::: Record extracts

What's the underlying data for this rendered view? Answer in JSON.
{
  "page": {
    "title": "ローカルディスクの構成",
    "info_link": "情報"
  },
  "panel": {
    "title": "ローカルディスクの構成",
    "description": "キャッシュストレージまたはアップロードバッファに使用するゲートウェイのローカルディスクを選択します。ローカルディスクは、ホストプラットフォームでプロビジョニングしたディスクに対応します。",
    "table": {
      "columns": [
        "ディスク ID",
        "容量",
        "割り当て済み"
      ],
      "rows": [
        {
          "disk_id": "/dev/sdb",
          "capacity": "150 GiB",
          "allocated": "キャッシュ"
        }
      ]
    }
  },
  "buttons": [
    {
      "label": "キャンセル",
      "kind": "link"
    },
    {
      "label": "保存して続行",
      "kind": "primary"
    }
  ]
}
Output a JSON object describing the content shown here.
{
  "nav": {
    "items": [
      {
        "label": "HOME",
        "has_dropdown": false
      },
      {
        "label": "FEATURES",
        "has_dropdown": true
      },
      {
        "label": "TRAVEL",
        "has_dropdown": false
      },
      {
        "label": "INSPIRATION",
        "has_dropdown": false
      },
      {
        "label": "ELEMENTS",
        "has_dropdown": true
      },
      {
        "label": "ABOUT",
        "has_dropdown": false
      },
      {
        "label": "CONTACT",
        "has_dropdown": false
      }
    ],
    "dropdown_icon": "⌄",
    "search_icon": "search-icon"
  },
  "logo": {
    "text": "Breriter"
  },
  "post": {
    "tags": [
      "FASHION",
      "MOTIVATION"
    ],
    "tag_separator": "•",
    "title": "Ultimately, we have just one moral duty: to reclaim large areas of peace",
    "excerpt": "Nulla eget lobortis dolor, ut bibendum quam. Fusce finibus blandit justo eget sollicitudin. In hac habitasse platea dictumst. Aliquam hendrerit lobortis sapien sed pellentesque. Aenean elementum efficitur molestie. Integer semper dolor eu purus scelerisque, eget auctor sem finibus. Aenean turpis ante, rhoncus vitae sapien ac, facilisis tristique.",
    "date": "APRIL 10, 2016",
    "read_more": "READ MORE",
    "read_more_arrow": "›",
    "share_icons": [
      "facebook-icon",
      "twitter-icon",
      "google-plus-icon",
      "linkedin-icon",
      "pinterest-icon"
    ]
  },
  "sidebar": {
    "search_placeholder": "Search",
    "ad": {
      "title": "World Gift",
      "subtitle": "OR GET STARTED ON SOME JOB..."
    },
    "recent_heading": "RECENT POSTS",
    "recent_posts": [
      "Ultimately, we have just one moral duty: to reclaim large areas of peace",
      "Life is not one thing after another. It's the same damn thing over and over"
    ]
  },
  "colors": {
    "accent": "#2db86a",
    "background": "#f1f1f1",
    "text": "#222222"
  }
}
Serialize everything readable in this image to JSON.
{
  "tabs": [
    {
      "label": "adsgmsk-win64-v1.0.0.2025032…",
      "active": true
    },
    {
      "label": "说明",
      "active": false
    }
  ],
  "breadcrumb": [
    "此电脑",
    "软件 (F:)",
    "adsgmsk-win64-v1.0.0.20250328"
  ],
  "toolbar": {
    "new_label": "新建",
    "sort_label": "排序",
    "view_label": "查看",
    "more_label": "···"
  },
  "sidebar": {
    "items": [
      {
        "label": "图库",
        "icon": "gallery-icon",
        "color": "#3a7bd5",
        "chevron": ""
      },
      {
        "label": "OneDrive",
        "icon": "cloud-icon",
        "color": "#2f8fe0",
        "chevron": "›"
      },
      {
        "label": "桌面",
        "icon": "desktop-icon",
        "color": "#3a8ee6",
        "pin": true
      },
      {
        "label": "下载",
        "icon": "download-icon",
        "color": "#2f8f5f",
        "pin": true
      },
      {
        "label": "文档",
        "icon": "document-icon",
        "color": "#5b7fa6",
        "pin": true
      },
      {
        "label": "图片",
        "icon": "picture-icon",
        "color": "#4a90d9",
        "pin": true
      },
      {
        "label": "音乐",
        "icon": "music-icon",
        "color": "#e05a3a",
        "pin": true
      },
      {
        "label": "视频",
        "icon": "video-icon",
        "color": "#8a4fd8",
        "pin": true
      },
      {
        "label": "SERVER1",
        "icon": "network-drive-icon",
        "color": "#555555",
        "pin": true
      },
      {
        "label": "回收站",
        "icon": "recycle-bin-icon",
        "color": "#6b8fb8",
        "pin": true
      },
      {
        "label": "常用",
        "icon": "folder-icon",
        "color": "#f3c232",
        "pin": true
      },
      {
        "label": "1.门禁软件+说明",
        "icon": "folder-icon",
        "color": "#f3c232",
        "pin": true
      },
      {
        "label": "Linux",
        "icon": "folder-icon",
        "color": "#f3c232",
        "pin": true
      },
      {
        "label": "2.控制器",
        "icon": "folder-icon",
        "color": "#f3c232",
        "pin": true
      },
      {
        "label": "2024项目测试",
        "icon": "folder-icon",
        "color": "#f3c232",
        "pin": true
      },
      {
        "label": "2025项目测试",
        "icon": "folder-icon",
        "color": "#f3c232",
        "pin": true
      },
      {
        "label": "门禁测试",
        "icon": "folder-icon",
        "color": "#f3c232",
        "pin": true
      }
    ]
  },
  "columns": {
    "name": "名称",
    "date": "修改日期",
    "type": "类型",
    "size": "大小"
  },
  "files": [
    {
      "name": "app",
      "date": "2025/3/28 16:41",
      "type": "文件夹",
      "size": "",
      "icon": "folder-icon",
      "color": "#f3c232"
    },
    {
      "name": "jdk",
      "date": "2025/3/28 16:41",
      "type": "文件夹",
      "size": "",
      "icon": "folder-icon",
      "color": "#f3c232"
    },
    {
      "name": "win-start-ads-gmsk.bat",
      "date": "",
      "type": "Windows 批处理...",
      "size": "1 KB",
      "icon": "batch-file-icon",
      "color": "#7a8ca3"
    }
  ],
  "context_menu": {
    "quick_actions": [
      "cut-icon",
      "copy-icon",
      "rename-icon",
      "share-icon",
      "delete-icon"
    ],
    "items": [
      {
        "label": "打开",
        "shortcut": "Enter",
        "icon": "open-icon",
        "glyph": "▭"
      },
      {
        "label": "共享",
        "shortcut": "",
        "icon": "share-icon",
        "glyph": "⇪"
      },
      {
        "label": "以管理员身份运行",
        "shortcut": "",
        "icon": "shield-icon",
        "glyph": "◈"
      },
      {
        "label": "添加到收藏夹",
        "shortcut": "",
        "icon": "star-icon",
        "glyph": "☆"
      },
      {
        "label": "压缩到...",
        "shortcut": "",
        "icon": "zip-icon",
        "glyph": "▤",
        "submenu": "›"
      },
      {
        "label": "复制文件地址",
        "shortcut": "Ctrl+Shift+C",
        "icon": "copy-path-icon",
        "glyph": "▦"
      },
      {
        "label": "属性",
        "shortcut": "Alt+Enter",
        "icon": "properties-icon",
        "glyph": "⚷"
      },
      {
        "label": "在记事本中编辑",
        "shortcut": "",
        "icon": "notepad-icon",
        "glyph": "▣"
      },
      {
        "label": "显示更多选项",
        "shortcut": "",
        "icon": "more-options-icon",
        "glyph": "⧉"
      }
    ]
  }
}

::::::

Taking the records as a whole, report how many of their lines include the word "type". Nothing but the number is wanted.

[Exercise response] 4